and arrogance, numerous scandals, and boardroom policies of hireand-
fire have divided the German soccer nation: they either hate or
adore the team. Schröder is a keen fan and honorary member of
Borussia Dortmund, which is closely associated with the industrial
working class in the Ruhr area. It is the only team on par with
Munich; despite its wealth, the management policies of the club
appear modest and considerate; the club continuously celebrates its
proletarian traditions and emphasizes its obligations to the local
community. Stoiber’s election manifesto did not even mention sport,
whereas the SPD’s political agenda for sport focused upon a wide
variety of issues ranging from welfare, leisure, physical education,
and health to doping, television coverage, facilities, and hosting
E. P. Thompson, C. L. R. James, and the Afterlives of Internationalism
In 1983, H. O. Nazareth directed a film called Talking History, which brought together E. P. Thompson and C. L. R. James in conversation. The soundtrack was composed by Spartacus R, former bassist for the Black Rock band, Osibisa. Over the twenty years since the publication of The Making of the English Working Class in 1963, Thompson had confronted several questions around colonialism, law, and constitutionalism that had not found emphasis in The Making. Talking History marks a unique point in the trajectory of Thompson's engagement with some of those questions, while simultaneously revealing the limits of that engagement. In addition to being a useful window into the political worldview of James and Thompson in the early 1980s, the film is also demonstrative of the afterlives of internationalism in the twentieth century. This article argues that revisiting internationalism, as a practice of political activism and critical dialogue, with its possibilities and limits, allows us to carefully rethink some of our contemporary political and intellectual practices.

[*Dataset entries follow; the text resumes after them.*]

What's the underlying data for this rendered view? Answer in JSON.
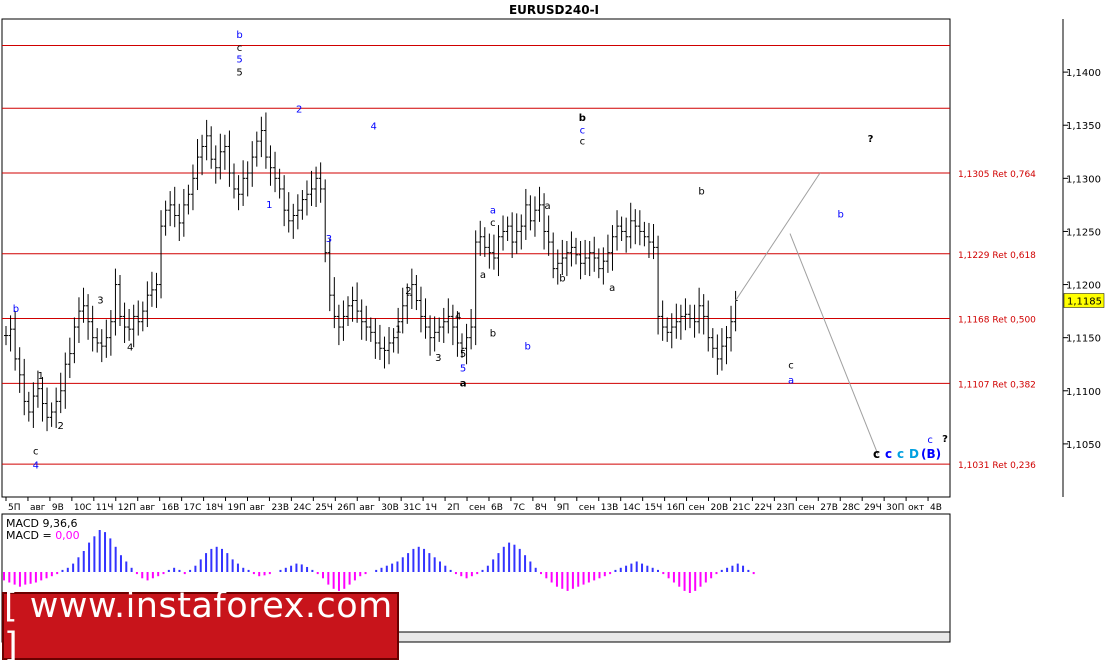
{
  "title": "EURUSD240-I",
  "price_box": "1,1185",
  "macd": {
    "line1": "MACD 9,36,6",
    "line2_prefix": "MACD = ",
    "line2_value": "0,00"
  },
  "promo": "[ www.instaforex.com ]",
  "colors": {
    "fib_line": "#d00000",
    "price_box_bg": "#ffff00",
    "wave_blue": "#0000ff",
    "wave_black": "#000000",
    "wave_cyan": "#00a0e0",
    "macd_pos": "#3333ff",
    "macd_neg": "#ff00ff",
    "promo_bg": "#c8141b"
  },
  "chart_data": {
    "type": "ohlc-bar",
    "ylim": [
      1.1,
      1.145
    ],
    "y_ticks": [
      "1,1400",
      "1,1350",
      "1,1300",
      "1,1250",
      "1,1200",
      "1,1150",
      "1,1100",
      "1,1050"
    ],
    "y_tick_values": [
      1.14,
      1.135,
      1.13,
      1.125,
      1.12,
      1.115,
      1.11,
      1.105
    ],
    "x_ticks": [
      "5П",
      "авг",
      "9В",
      "10С",
      "11Ч",
      "12П",
      "авг",
      "16В",
      "17С",
      "18Ч",
      "19П",
      "авг",
      "23В",
      "24С",
      "25Ч",
      "26П",
      "авг",
      "30В",
      "31С",
      "1Ч",
      "2П",
      "сен",
      "6В",
      "7С",
      "8Ч",
      "9П",
      "сен",
      "13В",
      "14С",
      "15Ч",
      "16П",
      "сен",
      "20В",
      "21С",
      "22Ч",
      "23П",
      "сен",
      "27В",
      "28С",
      "29Ч",
      "30П",
      "окт",
      "4В"
    ],
    "fib_levels": [
      {
        "value": 1.1425,
        "label": ""
      },
      {
        "value": 1.1366,
        "label": ""
      },
      {
        "value": 1.1305,
        "label": "1,1305 Ret 0,764"
      },
      {
        "value": 1.1229,
        "label": "1,1229 Ret 0,618"
      },
      {
        "value": 1.1168,
        "label": "1,1168 Ret 0,500"
      },
      {
        "value": 1.1107,
        "label": "1,1107 Ret 0,382"
      },
      {
        "value": 1.1031,
        "label": "1,1031 Ret 0,236"
      }
    ],
    "price_path": [
      1.1152,
      1.1158,
      1.113,
      1.1115,
      1.109,
      1.108,
      1.1095,
      1.1102,
      1.1088,
      1.1075,
      1.108,
      1.109,
      1.11,
      1.1125,
      1.1135,
      1.116,
      1.1175,
      1.118,
      1.1165,
      1.115,
      1.1145,
      1.1142,
      1.115,
      1.1165,
      1.12,
      1.117,
      1.116,
      1.1158,
      1.117,
      1.1165,
      1.1175,
      1.119,
      1.1195,
      1.12,
      1.1255,
      1.127,
      1.1275,
      1.1265,
      1.1258,
      1.1275,
      1.1285,
      1.13,
      1.132,
      1.133,
      1.134,
      1.1318,
      1.131,
      1.1325,
      1.133,
      1.1305,
      1.129,
      1.1285,
      1.13,
      1.1305,
      1.132,
      1.1335,
      1.1345,
      1.132,
      1.131,
      1.13,
      1.129,
      1.127,
      1.126,
      1.1265,
      1.127,
      1.128,
      1.1285,
      1.129,
      1.13,
      1.129,
      1.123,
      1.119,
      1.117,
      1.116,
      1.117,
      1.118,
      1.1185,
      1.1175,
      1.1165,
      1.116,
      1.1155,
      1.1145,
      1.114,
      1.1138,
      1.1145,
      1.115,
      1.1165,
      1.118,
      1.119,
      1.12,
      1.1185,
      1.117,
      1.116,
      1.115,
      1.1155,
      1.116,
      1.1165,
      1.117,
      1.116,
      1.1145,
      1.114,
      1.115,
      1.116,
      1.124,
      1.1245,
      1.1235,
      1.123,
      1.1225,
      1.1245,
      1.125,
      1.1255,
      1.124,
      1.125,
      1.1255,
      1.1275,
      1.126,
      1.127,
      1.1275,
      1.125,
      1.124,
      1.1215,
      1.122,
      1.1225,
      1.123,
      1.1235,
      1.1228,
      1.122,
      1.1225,
      1.123,
      1.1225,
      1.1215,
      1.1222,
      1.123,
      1.1245,
      1.1255,
      1.125,
      1.1245,
      1.126,
      1.1255,
      1.125,
      1.1245,
      1.124,
      1.1235,
      1.117,
      1.116,
      1.1155,
      1.116,
      1.1165,
      1.117,
      1.1172,
      1.1168,
      1.1165,
      1.118,
      1.117,
      1.115,
      1.114,
      1.113,
      1.1142,
      1.115,
      1.1165,
      1.1185
    ],
    "projection": [
      [
        1.1185,
        1.1305
      ],
      [
        1.1248,
        1.104
      ]
    ],
    "wave_labels": [
      {
        "t": "b",
        "c": "blue",
        "i": 0.02,
        "y": 1.1174
      },
      {
        "t": "1",
        "c": "black",
        "i": 0.07,
        "y": 1.1111
      },
      {
        "t": "c",
        "c": "black",
        "i": 0.06,
        "y": 1.104
      },
      {
        "t": "4",
        "c": "blue",
        "i": 0.06,
        "y": 1.1027
      },
      {
        "t": "2",
        "c": "black",
        "i": 0.11,
        "y": 1.1064
      },
      {
        "t": "3",
        "c": "black",
        "i": 0.19,
        "y": 1.1182
      },
      {
        "t": "4",
        "c": "black",
        "i": 0.25,
        "y": 1.1138
      },
      {
        "t": "b",
        "c": "blue",
        "i": 0.47,
        "y": 1.1432
      },
      {
        "t": "c",
        "c": "black",
        "i": 0.47,
        "y": 1.142
      },
      {
        "t": "5",
        "c": "blue",
        "i": 0.47,
        "y": 1.1409
      },
      {
        "t": "5",
        "c": "black",
        "i": 0.47,
        "y": 1.1397
      },
      {
        "t": "2",
        "c": "blue",
        "i": 0.59,
        "y": 1.1362
      },
      {
        "t": "1",
        "c": "blue",
        "i": 0.53,
        "y": 1.1272
      },
      {
        "t": "4",
        "c": "blue",
        "i": 0.74,
        "y": 1.1346
      },
      {
        "t": "3",
        "c": "blue",
        "i": 0.65,
        "y": 1.124
      },
      {
        "t": "1",
        "c": "black",
        "i": 0.79,
        "y": 1.1155
      },
      {
        "t": "2",
        "c": "black",
        "i": 0.81,
        "y": 1.1191
      },
      {
        "t": "3",
        "c": "black",
        "i": 0.87,
        "y": 1.1128
      },
      {
        "t": "4",
        "c": "black",
        "i": 0.91,
        "y": 1.1167
      },
      {
        "t": "5",
        "c": "black",
        "i": 0.92,
        "y": 1.1132
      },
      {
        "t": "5",
        "c": "blue",
        "i": 0.92,
        "y": 1.1118
      },
      {
        "t": "a",
        "c": "black",
        "i": 0.92,
        "y": 1.1104
      },
      {
        "t": "a",
        "c": "black",
        "i": 0.96,
        "y": 1.1206
      },
      {
        "t": "a",
        "c": "blue",
        "i": 0.98,
        "y": 1.1267
      },
      {
        "t": "c",
        "c": "black",
        "i": 0.98,
        "y": 1.1255
      },
      {
        "t": "b",
        "c": "black",
        "i": 0.98,
        "y": 1.1151
      },
      {
        "t": "b",
        "c": "blue",
        "i": 1.05,
        "y": 1.1139
      },
      {
        "t": "a",
        "c": "black",
        "i": 1.09,
        "y": 1.1271
      },
      {
        "t": "b",
        "c": "black",
        "i": 1.12,
        "y": 1.1203
      },
      {
        "t": "b",
        "c": "black",
        "i": 1.16,
        "y": 1.1354
      },
      {
        "t": "c",
        "c": "blue",
        "i": 1.16,
        "y": 1.1342
      },
      {
        "t": "c",
        "c": "black",
        "i": 1.16,
        "y": 1.1332
      },
      {
        "t": "a",
        "c": "black",
        "i": 1.22,
        "y": 1.1194
      },
      {
        "t": "b",
        "c": "black",
        "i": 1.4,
        "y": 1.1285
      },
      {
        "t": "c",
        "c": "black",
        "i": 1.58,
        "y": 1.1121
      },
      {
        "t": "a",
        "c": "blue",
        "i": 1.58,
        "y": 1.1107
      },
      {
        "t": "b",
        "c": "blue",
        "i": 1.68,
        "y": 1.1263
      },
      {
        "t": "?",
        "c": "black",
        "i": 1.74,
        "y": 1.1334
      },
      {
        "t": "c",
        "c": "blue",
        "i": 1.86,
        "y": 1.1051
      },
      {
        "t": "?",
        "c": "black",
        "i": 1.89,
        "y": 1.1052
      }
    ],
    "wave_group_bottom": [
      {
        "t": "c",
        "c": "black"
      },
      {
        "t": "c",
        "c": "blue"
      },
      {
        "t": "c",
        "c": "cyan"
      },
      {
        "t": "D",
        "c": "cyan"
      },
      {
        "t": "(B)",
        "c": "blue"
      }
    ],
    "macd_values": [
      -0.2,
      -0.25,
      -0.3,
      -0.35,
      -0.3,
      -0.28,
      -0.25,
      -0.2,
      -0.15,
      -0.1,
      -0.05,
      0.05,
      0.1,
      0.2,
      0.35,
      0.5,
      0.7,
      0.85,
      1.0,
      0.95,
      0.8,
      0.6,
      0.4,
      0.25,
      0.1,
      -0.05,
      -0.15,
      -0.2,
      -0.15,
      -0.1,
      -0.05,
      0.05,
      0.1,
      0.05,
      -0.05,
      0.05,
      0.15,
      0.3,
      0.45,
      0.55,
      0.6,
      0.55,
      0.45,
      0.3,
      0.2,
      0.1,
      0.05,
      -0.05,
      -0.1,
      -0.08,
      -0.05,
      0.0,
      0.05,
      0.1,
      0.15,
      0.2,
      0.18,
      0.12,
      0.05,
      -0.05,
      -0.15,
      -0.3,
      -0.4,
      -0.45,
      -0.4,
      -0.3,
      -0.2,
      -0.1,
      -0.05,
      0.0,
      0.05,
      0.1,
      0.15,
      0.2,
      0.25,
      0.35,
      0.45,
      0.55,
      0.6,
      0.55,
      0.45,
      0.35,
      0.25,
      0.15,
      0.05,
      -0.05,
      -0.1,
      -0.15,
      -0.1,
      -0.05,
      0.05,
      0.15,
      0.3,
      0.45,
      0.6,
      0.7,
      0.65,
      0.55,
      0.4,
      0.25,
      0.1,
      -0.05,
      -0.15,
      -0.25,
      -0.35,
      -0.4,
      -0.45,
      -0.4,
      -0.35,
      -0.3,
      -0.25,
      -0.2,
      -0.15,
      -0.1,
      -0.05,
      0.05,
      0.1,
      0.15,
      0.2,
      0.25,
      0.2,
      0.15,
      0.1,
      0.05,
      -0.05,
      -0.15,
      -0.25,
      -0.35,
      -0.45,
      -0.5,
      -0.45,
      -0.35,
      -0.25,
      -0.15,
      -0.05,
      0.05,
      0.1,
      0.15,
      0.2,
      0.15,
      0.05,
      -0.05
    ]
  }
}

E. P. Thompson and The Making of the English Working Class
This special issue on E. P. Thompson’s The Making of the English Working Class (1963) grew out of a symposium I organized at the University of Illinois, Urbana-Champaign in October 2013 to commemorate the fiftieth anniversary of the book’s publication. I am, on the face of it, one of the least likely modern British historians to be organizing such an event. I can remember the first time I held the weighty tome in my hands: I was a junior in college, in the fall of 1982, and it was on the syllabus for a course I was taking on Victorian Britain, taught by Jonathan Schneer at Yale University. As did many feminist and postcolonial historians of my generation, I struggled with what I saw as Thompson’s indifference to women and gender (oh, those deluded followers of Joanna Southcott!) and his incapacity to see the evidence of race and empire in his sources even when they cried out from below the footnote line for all to see.